MMR (Measles, Mumps, Rubella) Vaccination
- Aged 5-50years without two previous MMR vaccines documented.
- Aged 6-15 months and travelling to high-risk areas, including Auckland.
- 15 month and four year olds coming for scheduled vaccines.
No vaccination for babies under six months or adults born before 01/01/1969 as per Ministry of Health guidelines.
Why do adults born before 1969 not require immunisation?
Adults born prior to 01/01/1969 are considered to have been exposed to measles virus and therefore have developed natural immunity.
Why can babies not be vaccinated?
It is not safe to vaccinate children under the age of six months with MMR vaccine. We recommend that you protect your infant by avoiding any unnecessary travel to high-risk areas (including Auckland, or enclosed spaces with a lot of other people), ask unvaccinated
individuals not to visit, and keep up to date with current local health board advice.
Why are nurses not vaccinating children early?
Between 6 and 12 months of age, your child will only develop short term immunity so will still require two further doses of MMR after 12 months of age to be protected. Children vaccinated after 12 months of age develop very good responses to a single dose of MMR vaccine. As we need to make sure that our vaccine supply does not run out, we need to
make sure that we prioritise a first dose of MMR for everyone before giving the childhood immunisations early.
Is chickenpox the same as measles?
No. They are different viruses. Measles is highly contagious and is associated with significant complications (especially in under 5s).
What are the symptoms of Measles?
Early signs: fever, cough, runny nose and conjunctivitis (inflammation in the eyes), and sometimes small white spots (Koplik spots) inside the mouth. A rash appears 2-4 days after the first symptoms, beginning at the hairline and gradually spreading down the body to the arms and legs. It usually takes 10-12 days from exposure to the first symptom. Individuals are contagious until approximately four days after the rash appears.

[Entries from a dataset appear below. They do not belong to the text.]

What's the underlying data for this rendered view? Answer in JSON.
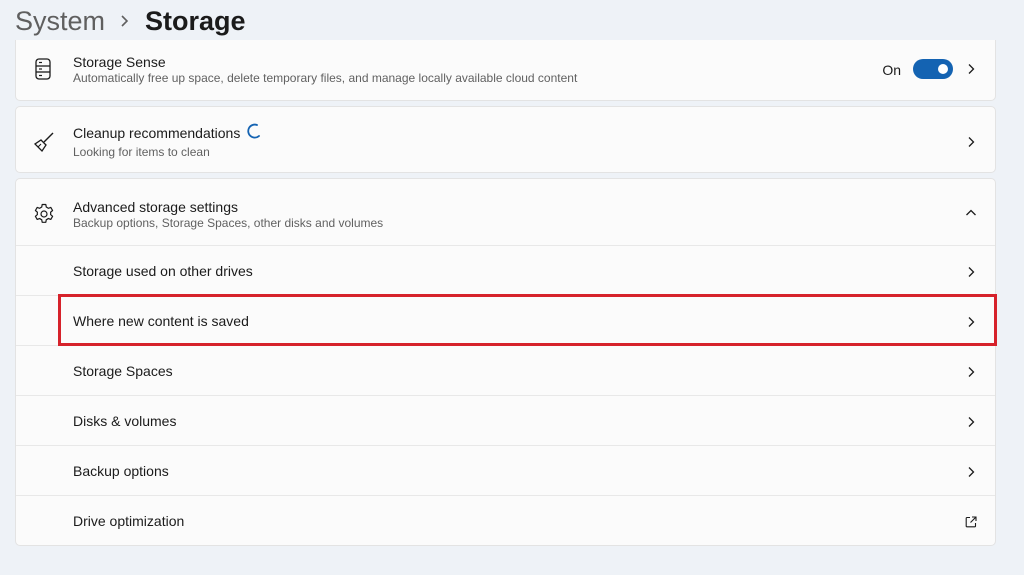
{
  "breadcrumb": {
    "parent": "System",
    "current": "Storage"
  },
  "storage_sense": {
    "title": "Storage Sense",
    "subtitle": "Automatically free up space, delete temporary files, and manage locally available cloud content",
    "toggle_label": "On",
    "toggle_state": "on",
    "icon": "storage-drive-icon"
  },
  "cleanup": {
    "title": "Cleanup recommendations",
    "subtitle": "Looking for items to clean",
    "icon": "broom-icon",
    "status": "loading-spinner"
  },
  "advanced": {
    "title": "Advanced storage settings",
    "subtitle": "Backup options, Storage Spaces, other disks and volumes",
    "icon": "gear-icon",
    "expanded": true,
    "items": [
      {
        "label": "Storage used on other drives",
        "icon": "chevron-right-icon"
      },
      {
        "label": "Where new content is saved",
        "icon": "chevron-right-icon",
        "highlighted": true
      },
      {
        "label": "Storage Spaces",
        "icon": "chevron-right-icon"
      },
      {
        "label": "Disks & volumes",
        "icon": "chevron-right-icon"
      },
      {
        "label": "Backup options",
        "icon": "chevron-right-icon"
      },
      {
        "label": "Drive optimization",
        "icon": "external-link-icon"
      }
    ]
  },
  "colors": {
    "accent": "#1463b2",
    "highlight": "#d6222b",
    "background": "#eef2f7"
  }
}
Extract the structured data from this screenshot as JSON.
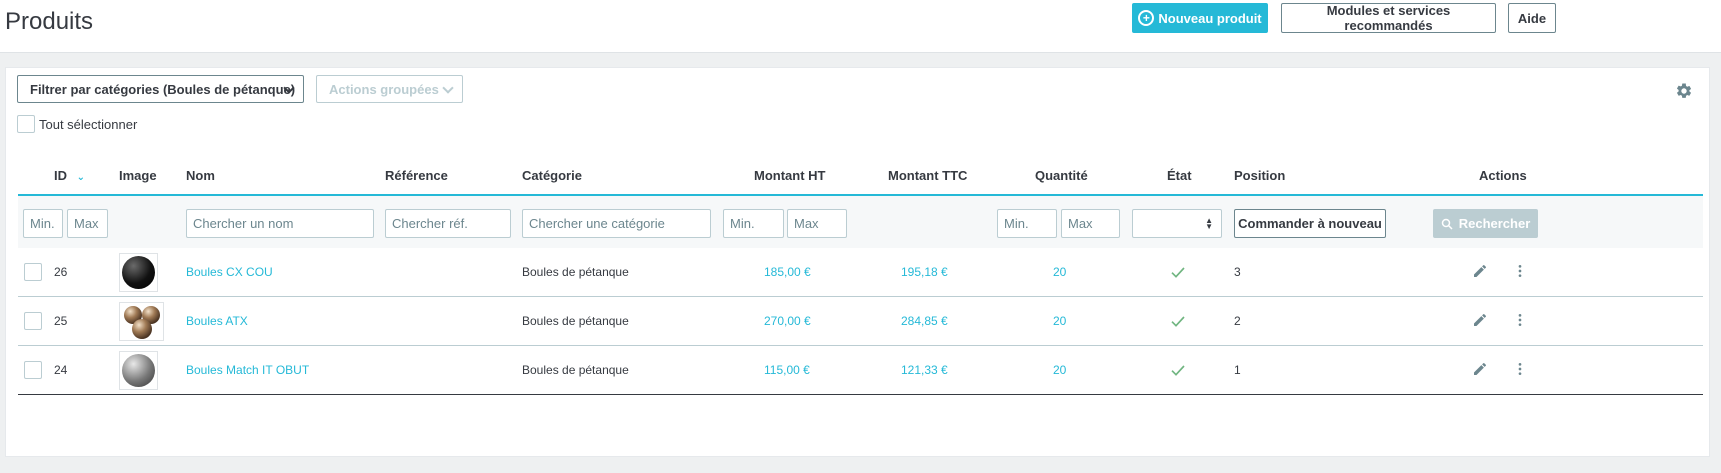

For more information, including about side effects of vaccination, please visit: https://www.immune.org.nz/diseases/measles